The transcription factor NFkB is a master regulator of many important cellular processes, including inflammatory responses to invading pathogens. Patients with defects in NFkB signaling are susceptible to life threatening infections and have defects in skin development, known as the syndrome of ectodermal dysplasia with immune deficiency. We have identified a patient with ectodermal dysplasia with immune deficiency with a novel heterozgous mutation in IkappaBalpha (IkBa) a regulator of NFkB activity. This mutation results in the deletion of the first twelve amino acids of IkBa, termed lkBaDelta1-12. lkBaDelta1-12 cannot be normally phosphorylated and degraded following inflammatory stimuli, and, therefore impairs NFkB activation. This novel mutation in IkaBa identifies a previously unappreciated subdomain that is essential to its function and the regulation of NFkB function. The analysis of this IkaBa mutation will be performed by Douglas McDonald, M.D., Ph.D. in the Division of Immunology at Children's Hospital, Boston. Dr. McDonald's goals are to enhance understanding of the roles of IkBa and NFkB in human immunity. These studies will also greatly enrich Dr. McDonald's scientific and clinical skills as a physician scientist. The goals of the studies proposed are to characterize the role of the N-terminal 12 amino acids of IkBa in IkBa processing. We will study the importance of the N-terminal 12 amino acids of IkBa in protein-protein interactions with IKKbeta, the protein kinase that phosphorylates IkBa, leading to IkBa degradation and NFkB activation. We will examine the mechanisms by which lkBaDelta1-12 impairs NFkB function by use of electrophorectic mobility shift assays and the use of NFkB-Luciferase reporter constructs to quantitate NFkB activity. We will further study the role of NFkB in the development and function of the immune system by generating an lkBaDelta1-12 knock-in mouse model of impaired NFkB function. This mouse model will have the advantage of being non-lethal, compared to previous NFkB knock-out mouse models, which have lethal phenotypes. The lkBaDelta1-12 knock-in model will recapitulate the condition found in the patient who is the inspiration behind these studies. The mouse knock-in model will allow for analysis of the importance of IkBa and NFkB in immune system development and function and provide better insights into how the immune system protects against infectious diseases.

Agency
National Institute of Health (NIH)
Institute
National Institute of Allergy and Infectious Diseases (NIAID)
Type
Clinical Investigator Award (CIA) (K08)

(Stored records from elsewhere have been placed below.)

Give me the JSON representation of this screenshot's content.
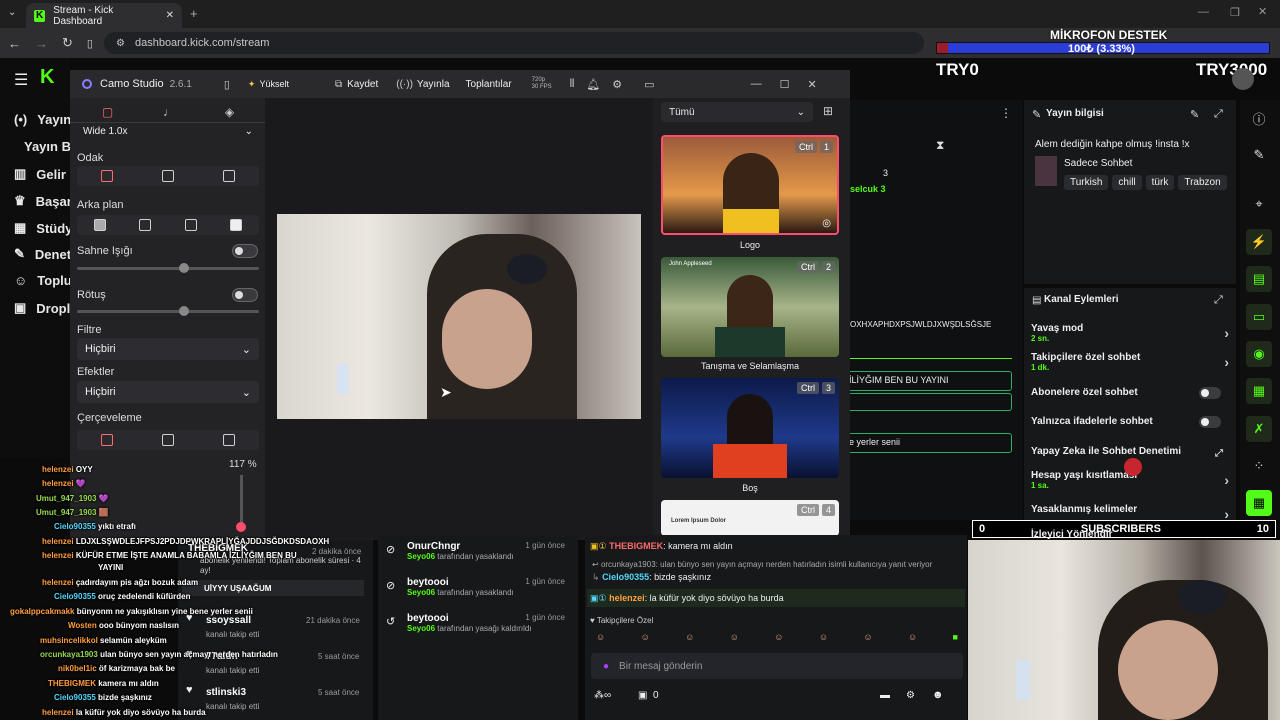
{
  "browser": {
    "tab_title": "Stream - Kick Dashboard",
    "url": "dashboard.kick.com/stream"
  },
  "overlay": {
    "mic_title": "MİKROFON DESTEK",
    "mic_progress_text": "100₺ (3.33%)",
    "mic_progress_fraction": 0.0333,
    "try_left": "TRY0",
    "try_right": "TRY3000",
    "subs_left": "0",
    "subs_label": "SUBSCRIBERS",
    "subs_right": "10"
  },
  "kick_nav": [
    {
      "label": "Yayın",
      "icon": "stream-icon"
    },
    {
      "label": "Yayın Ba",
      "icon": ""
    },
    {
      "label": "Gelir",
      "icon": "chart-icon"
    },
    {
      "label": "Başarıl",
      "icon": "trophy-icon"
    },
    {
      "label": "Stüdyo",
      "icon": "film-icon"
    },
    {
      "label": "Denetl",
      "icon": "wrench-icon"
    },
    {
      "label": "Toplul",
      "icon": "people-icon"
    },
    {
      "label": "Dropla",
      "icon": "gift-icon"
    }
  ],
  "camo": {
    "title": "Camo Studio",
    "version": "2.6.1",
    "upgrade": "Yükselt",
    "record": "Kaydet",
    "broadcast": "Yayınla",
    "meetings": "Toplantılar",
    "res_top": "720p",
    "res_bottom": "30 FPS",
    "lens": "Wide 1.0x",
    "focus_label": "Odak",
    "background_label": "Arka plan",
    "studio_light_label": "Sahne Işığı",
    "retouch_label": "Rötuş",
    "filter_label": "Filtre",
    "filter_value": "Hiçbiri",
    "effects_label": "Efektler",
    "effects_value": "Hiçbiri",
    "framing_label": "Çerçeveleme",
    "zoom_value": "117 %",
    "scene_filter": "Tümü",
    "scenes": [
      {
        "caption": "Logo",
        "ctrl": "Ctrl",
        "num": "1"
      },
      {
        "caption": "Tanışma ve Selamlaşma",
        "ctrl": "Ctrl",
        "num": "2",
        "overlay_name": "John Appleseed"
      },
      {
        "caption": "Boş",
        "ctrl": "Ctrl",
        "num": "3"
      },
      {
        "caption": "",
        "ctrl": "Ctrl",
        "num": "4",
        "overlay_name": "Lorem Ipsum Dolor"
      }
    ]
  },
  "kick_mid": {
    "line1": "3",
    "line2": "selcuk 3",
    "line3": "OXHXAPHDXPSJWLDJXWŞDLSĞSJE",
    "line4": "İLİYĞIM BEN BU YAYINI",
    "line5": "e yerler senii"
  },
  "yayin_bilgisi": {
    "header": "Yayın bilgisi",
    "title": "Alem dediğin kahpe olmuş !insta !x",
    "category": "Sadece Sohbet",
    "tags": [
      "Turkish",
      "chill",
      "türk",
      "Trabzon"
    ]
  },
  "kanal_eylemleri": {
    "header": "Kanal Eylemleri",
    "items": [
      {
        "label": "Yavaş mod",
        "sub": "2 sn.",
        "kind": "chevron"
      },
      {
        "label": "Takipçilere özel sohbet",
        "sub": "1 dk.",
        "kind": "chevron"
      },
      {
        "label": "Abonelere özel sohbet",
        "sub": "",
        "kind": "toggle"
      },
      {
        "label": "Yalnızca ifadelerle sohbet",
        "sub": "",
        "kind": "toggle"
      },
      {
        "label": "Yapay Zeka ile Sohbet Denetimi",
        "sub": "",
        "kind": "external"
      },
      {
        "label": "Hesap yaşı kısıtlaması",
        "sub": "1 sa.",
        "kind": "chevron"
      },
      {
        "label": "Yasaklanmış kelimeler",
        "sub": "",
        "kind": "chevron"
      },
      {
        "label": "İzleyici Yönlendir",
        "sub": "",
        "kind": "none"
      }
    ]
  },
  "overlay_chat": [
    {
      "user": "helenzei",
      "msg": "OYY",
      "color": "o"
    },
    {
      "user": "helenzei",
      "msg": "💜",
      "color": "o"
    },
    {
      "user": "Umut_947_1903",
      "msg": "💜",
      "color": "g"
    },
    {
      "user": "Umut_947_1903",
      "msg": "🟫",
      "color": "g"
    },
    {
      "user": "Cielo90355",
      "msg": "yıktı etrafı",
      "color": "u"
    },
    {
      "user": "helenzei",
      "msg": "LDJXLSŞWDLEJFPSJ2PDJDPWKRAPLİYĞAJDDJSĞDKDSDAOXH",
      "color": "o"
    },
    {
      "user": "helenzei",
      "msg": "KÜFÜR ETME İŞTE ANAMLA BABAMLA İZLİYĞIM BEN BU",
      "color": "o"
    },
    {
      "user": "",
      "msg": "YAYINI",
      "color": "o"
    },
    {
      "user": "helenzei",
      "msg": "çadırdayım pis ağzı bozuk adam",
      "color": "o"
    },
    {
      "user": "Cielo90355",
      "msg": "oruç zedelendi küfürden",
      "color": "u"
    },
    {
      "user": "gokalppcakmakk",
      "msg": "bünyonm ne yakışıklısın yine bene yerler senii",
      "color": "o"
    },
    {
      "user": "Wosten",
      "msg": "ooo bünyom naslısın",
      "color": "o"
    },
    {
      "user": "muhsincelikkol",
      "msg": "selamün aleyküm",
      "color": "o"
    },
    {
      "user": "orcunkaya1903",
      "msg": "ulan bünyo sen yayın açmayı nerden hatırladın",
      "color": "g"
    },
    {
      "user": "nik0bel1ic",
      "msg": "öf karizmaya bak be",
      "color": "o"
    },
    {
      "user": "THEBIGMEK",
      "msg": "kamera mı aldın",
      "color": "o"
    },
    {
      "user": "Cielo90355",
      "msg": "bizde şaşkınız",
      "color": "u"
    },
    {
      "user": "helenzei",
      "msg": "la küfür yok diyo sövüyo ha burda",
      "color": "o"
    }
  ],
  "notifications": [
    {
      "name": "THEBIGMEK",
      "sub": "abonelik yenilendi! Toplam abonelik süresi · 4 ay!",
      "time": "2 dakika önce"
    },
    {
      "name": "UİYYY UŞAAĞUM",
      "sub": "",
      "time": ""
    },
    {
      "name": "ssoyssall",
      "sub": "kanalı takip etti",
      "time": "21 dakika önce"
    },
    {
      "name": "77aldn",
      "sub": "kanalı takip etti",
      "time": "5 saat önce"
    },
    {
      "name": "stlinski3",
      "sub": "kanalı takip etti",
      "time": "5 saat önce"
    }
  ],
  "mod_log": [
    {
      "name": "OnurChngr",
      "actor": "Seyo06",
      "action": "tarafından yasaklandı",
      "time": "1 gün önce"
    },
    {
      "name": "beytoooi",
      "actor": "Seyo06",
      "action": "tarafından yasaklandı",
      "time": "1 gün önce"
    },
    {
      "name": "beytoooi",
      "actor": "Seyo06",
      "action": "tarafından yasağı kaldırıldı",
      "time": "1 gün önce"
    }
  ],
  "kick_chat": {
    "lines": [
      {
        "user": "THEBIGMEK",
        "msg": ": kamera mı aldın"
      },
      {
        "reply": "orcunkaya1903: ulan bünyo sen yayın açmayı nerden hatırladın isimli kullanıcıya yanıt veriyor"
      },
      {
        "user": "Cielo90355",
        "msg": ": bizde şaşkınız"
      },
      {
        "user": "helenzei",
        "msg": ": la küfür yok diyo sövüyo ha burda"
      }
    ],
    "follower_label": "Takipçilere Özel",
    "placeholder": "Bir mesaj gönderin",
    "bottom_count": "0"
  },
  "colors": {
    "kick_green": "#53fc18",
    "mic_bar": "#2c3cd6",
    "camo_accent": "#ff4d6d"
  }
}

Project #
5K08AI076625-04
Application #
8009890
Study Section
Allergy & Clinical Immunology-1 (AITC)
Program Officer
Prograis, Lawrence J
Project Start
2008-01-01
Project End
2011-12-31
Budget Start
2011-01-01
Budget End
2011-12-31
Support Year
4
Fiscal Year
2011
Total Cost
$132,300
Indirect Cost
Name
Children's Hospital Boston
Department
Type
DUNS #
076593722
City
Boston
State
MA
Country
United States
Zip Code
02115
Jabara, Haifa H; McDonald, Douglas R; Janssen, Erin et al. (2012) DOCK8 functions as an adaptor that links TLR-MyD88 signaling to B cell activation. Nat Immunol 13:612-20
McDonald, Douglas R (2012) TH17 deficiency in human disease. J Allergy Clin Immunol 129:1429-35; quiz 1436-7
McDonald, Douglas R; Goldman, Frederick; Gomez-Duarte, Oscar D et al. (2010) Impaired T-cell receptor activation in IL-1 receptor-associated kinase-4-deficient patients. J Allergy Clin Immunol 126:332-7, 337.e1-2
Mooster, Jana L; Cancrini, Caterina; Simonetti, Alessandra et al. (2010) Immune deficiency caused by impaired expression of nuclear factor-kappaB essential modifier (NEMO) because of a mutation in the 5' untranslated region of the NEMO gene. J Allergy Clin Immunol 126:127-32.e7
McDonald, Douglas R; Massaad, Michel J; Johnston, Alicia et al. (2010) Successful engraftment of donor marrow after allogeneic hematopoietic cell transplantation in autosomal-recessive hyper-IgE syndrome caused by dedicator of cytokinesis 8 deficiency. J Allergy Clin Immunol 126:1304-5.e3